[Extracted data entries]
□ □ □

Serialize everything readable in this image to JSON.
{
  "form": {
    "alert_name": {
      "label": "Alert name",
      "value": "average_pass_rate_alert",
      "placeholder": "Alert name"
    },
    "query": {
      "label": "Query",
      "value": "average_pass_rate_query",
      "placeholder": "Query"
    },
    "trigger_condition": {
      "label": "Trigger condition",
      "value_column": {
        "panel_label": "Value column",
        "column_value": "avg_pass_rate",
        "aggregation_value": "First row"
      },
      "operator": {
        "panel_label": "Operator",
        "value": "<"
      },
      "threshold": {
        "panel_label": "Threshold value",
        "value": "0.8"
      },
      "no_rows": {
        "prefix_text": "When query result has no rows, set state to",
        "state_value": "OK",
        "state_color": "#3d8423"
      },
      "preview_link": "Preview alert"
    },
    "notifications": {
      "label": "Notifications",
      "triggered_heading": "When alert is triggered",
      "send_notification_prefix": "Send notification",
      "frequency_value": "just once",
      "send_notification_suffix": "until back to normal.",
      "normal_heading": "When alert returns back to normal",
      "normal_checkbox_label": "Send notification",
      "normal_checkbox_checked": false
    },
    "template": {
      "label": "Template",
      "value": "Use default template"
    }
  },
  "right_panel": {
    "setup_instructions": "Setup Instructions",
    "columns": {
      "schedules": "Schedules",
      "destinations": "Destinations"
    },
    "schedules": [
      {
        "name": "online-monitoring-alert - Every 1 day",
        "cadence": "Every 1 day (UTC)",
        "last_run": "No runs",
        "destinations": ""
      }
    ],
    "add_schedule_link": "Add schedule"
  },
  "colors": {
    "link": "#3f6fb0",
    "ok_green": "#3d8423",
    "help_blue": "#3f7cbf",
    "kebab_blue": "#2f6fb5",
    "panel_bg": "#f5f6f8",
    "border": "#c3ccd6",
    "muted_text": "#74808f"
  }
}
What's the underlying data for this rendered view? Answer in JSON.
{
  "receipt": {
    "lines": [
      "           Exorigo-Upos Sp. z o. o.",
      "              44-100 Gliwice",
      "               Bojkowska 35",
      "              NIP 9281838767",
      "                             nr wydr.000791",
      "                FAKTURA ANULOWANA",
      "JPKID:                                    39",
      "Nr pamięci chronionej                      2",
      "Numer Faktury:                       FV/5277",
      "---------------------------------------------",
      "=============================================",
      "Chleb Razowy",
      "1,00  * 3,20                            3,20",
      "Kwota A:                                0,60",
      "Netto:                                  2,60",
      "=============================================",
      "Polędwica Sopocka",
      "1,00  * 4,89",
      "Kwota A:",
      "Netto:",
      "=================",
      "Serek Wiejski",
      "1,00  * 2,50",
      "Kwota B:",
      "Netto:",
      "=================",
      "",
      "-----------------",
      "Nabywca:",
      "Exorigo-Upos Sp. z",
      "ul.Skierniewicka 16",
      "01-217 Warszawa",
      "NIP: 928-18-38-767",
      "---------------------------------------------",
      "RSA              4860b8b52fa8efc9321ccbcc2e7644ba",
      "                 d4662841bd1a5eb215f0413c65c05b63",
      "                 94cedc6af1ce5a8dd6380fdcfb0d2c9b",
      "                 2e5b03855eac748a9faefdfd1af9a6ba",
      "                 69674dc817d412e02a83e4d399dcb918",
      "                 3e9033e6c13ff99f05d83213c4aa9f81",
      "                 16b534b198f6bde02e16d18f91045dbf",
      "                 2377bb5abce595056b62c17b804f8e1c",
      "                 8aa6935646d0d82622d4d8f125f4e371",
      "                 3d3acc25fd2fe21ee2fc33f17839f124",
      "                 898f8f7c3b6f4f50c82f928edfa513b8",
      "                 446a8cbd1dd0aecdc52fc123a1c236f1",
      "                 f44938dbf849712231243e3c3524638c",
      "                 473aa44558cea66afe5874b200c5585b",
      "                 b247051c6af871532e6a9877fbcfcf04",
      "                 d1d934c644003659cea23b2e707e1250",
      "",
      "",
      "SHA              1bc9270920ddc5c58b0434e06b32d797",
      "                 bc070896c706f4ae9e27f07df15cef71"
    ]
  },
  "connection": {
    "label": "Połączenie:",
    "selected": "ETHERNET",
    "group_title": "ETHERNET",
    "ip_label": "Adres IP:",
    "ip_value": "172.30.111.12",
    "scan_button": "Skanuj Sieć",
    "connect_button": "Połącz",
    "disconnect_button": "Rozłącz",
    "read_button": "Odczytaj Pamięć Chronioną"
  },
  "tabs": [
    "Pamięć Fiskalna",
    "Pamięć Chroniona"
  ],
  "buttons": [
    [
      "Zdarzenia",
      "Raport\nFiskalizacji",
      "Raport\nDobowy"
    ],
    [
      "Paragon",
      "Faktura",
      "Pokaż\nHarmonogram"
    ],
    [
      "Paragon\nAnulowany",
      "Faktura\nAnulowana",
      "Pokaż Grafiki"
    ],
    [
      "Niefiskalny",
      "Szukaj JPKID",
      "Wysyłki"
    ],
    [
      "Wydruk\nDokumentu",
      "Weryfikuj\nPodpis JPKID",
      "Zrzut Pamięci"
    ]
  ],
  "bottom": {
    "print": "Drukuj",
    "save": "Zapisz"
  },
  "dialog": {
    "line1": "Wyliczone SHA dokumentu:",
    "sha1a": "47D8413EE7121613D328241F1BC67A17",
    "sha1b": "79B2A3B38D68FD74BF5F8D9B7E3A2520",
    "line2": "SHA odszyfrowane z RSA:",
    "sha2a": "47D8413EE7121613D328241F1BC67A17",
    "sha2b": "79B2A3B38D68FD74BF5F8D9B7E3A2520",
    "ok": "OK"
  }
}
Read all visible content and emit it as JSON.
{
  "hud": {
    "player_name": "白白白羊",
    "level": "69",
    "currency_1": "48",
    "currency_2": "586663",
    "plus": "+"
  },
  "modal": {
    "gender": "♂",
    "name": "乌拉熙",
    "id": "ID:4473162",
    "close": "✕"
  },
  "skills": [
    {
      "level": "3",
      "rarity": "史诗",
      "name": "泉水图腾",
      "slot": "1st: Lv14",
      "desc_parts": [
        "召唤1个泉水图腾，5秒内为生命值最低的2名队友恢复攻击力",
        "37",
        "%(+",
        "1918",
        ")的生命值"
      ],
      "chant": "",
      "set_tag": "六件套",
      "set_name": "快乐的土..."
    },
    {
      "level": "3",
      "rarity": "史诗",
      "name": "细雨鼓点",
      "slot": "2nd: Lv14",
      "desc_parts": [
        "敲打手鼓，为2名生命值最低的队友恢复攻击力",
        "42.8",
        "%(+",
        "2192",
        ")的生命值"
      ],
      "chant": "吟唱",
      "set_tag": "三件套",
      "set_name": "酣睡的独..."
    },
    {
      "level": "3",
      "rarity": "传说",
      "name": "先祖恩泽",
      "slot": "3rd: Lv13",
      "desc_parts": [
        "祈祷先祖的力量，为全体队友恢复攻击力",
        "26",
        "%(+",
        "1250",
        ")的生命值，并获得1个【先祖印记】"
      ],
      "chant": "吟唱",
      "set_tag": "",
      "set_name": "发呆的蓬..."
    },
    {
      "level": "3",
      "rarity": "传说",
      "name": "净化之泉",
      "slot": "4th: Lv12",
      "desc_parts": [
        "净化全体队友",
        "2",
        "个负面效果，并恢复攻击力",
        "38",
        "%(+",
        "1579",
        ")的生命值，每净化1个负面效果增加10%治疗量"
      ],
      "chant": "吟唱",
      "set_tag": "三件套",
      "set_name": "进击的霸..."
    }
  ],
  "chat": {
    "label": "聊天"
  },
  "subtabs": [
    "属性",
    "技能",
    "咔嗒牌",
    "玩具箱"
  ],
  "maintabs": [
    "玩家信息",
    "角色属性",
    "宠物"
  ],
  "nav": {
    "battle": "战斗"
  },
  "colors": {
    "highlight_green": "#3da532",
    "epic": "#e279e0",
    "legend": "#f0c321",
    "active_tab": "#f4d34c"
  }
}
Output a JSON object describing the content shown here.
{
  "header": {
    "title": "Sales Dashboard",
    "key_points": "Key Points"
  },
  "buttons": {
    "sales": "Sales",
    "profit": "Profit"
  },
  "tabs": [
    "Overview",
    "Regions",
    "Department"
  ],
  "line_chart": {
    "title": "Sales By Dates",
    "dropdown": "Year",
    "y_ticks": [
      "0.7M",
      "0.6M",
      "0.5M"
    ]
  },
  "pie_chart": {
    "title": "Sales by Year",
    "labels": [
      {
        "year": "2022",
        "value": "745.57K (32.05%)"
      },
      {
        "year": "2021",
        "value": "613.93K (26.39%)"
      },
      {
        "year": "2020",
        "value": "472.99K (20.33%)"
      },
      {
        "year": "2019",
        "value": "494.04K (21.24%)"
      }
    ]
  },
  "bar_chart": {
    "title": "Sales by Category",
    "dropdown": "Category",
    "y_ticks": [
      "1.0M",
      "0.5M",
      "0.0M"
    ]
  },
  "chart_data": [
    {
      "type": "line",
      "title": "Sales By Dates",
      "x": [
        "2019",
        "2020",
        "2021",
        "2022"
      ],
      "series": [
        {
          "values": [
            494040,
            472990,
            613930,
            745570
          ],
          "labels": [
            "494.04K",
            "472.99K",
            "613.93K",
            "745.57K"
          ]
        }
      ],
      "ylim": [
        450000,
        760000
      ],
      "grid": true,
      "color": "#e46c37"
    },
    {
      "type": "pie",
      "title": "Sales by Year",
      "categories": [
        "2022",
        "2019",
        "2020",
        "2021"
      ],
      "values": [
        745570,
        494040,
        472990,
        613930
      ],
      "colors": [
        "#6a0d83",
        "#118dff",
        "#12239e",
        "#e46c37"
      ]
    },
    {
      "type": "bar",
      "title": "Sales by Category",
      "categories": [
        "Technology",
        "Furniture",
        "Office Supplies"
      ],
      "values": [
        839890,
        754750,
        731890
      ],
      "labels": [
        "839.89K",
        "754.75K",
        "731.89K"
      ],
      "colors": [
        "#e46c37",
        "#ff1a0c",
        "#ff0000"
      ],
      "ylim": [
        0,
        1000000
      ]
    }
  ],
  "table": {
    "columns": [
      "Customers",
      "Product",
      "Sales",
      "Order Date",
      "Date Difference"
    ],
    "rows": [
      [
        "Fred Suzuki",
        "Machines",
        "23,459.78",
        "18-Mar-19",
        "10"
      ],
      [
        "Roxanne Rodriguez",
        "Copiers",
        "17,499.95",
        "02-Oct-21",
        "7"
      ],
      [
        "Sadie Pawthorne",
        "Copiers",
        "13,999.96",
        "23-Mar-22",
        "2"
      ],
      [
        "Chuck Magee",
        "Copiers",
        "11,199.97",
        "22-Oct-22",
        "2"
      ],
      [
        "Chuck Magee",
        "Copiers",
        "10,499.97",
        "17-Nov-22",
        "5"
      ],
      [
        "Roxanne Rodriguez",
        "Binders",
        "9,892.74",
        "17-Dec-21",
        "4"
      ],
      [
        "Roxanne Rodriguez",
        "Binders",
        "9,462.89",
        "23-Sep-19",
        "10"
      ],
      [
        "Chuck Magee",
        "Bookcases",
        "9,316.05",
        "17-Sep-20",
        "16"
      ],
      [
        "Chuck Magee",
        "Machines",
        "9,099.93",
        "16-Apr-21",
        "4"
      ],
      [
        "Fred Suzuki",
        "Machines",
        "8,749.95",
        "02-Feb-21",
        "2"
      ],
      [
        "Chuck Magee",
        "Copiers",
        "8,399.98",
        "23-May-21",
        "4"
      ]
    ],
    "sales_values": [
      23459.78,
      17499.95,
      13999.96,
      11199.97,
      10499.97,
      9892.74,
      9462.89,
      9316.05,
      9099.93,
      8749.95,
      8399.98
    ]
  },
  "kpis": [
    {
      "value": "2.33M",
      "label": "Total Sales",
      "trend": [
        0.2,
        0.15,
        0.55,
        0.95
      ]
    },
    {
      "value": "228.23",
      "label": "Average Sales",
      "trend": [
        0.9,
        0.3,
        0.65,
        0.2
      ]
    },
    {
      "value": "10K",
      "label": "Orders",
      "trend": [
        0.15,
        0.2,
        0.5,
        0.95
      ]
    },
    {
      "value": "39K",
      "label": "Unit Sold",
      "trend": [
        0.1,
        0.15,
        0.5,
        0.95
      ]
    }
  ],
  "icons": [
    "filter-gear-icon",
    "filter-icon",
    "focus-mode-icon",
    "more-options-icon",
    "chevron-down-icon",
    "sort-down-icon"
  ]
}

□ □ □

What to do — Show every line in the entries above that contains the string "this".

Response —
Serialize everything readable in this image to JSON.
What's the underlying data for this rendered view? Answer in JSON.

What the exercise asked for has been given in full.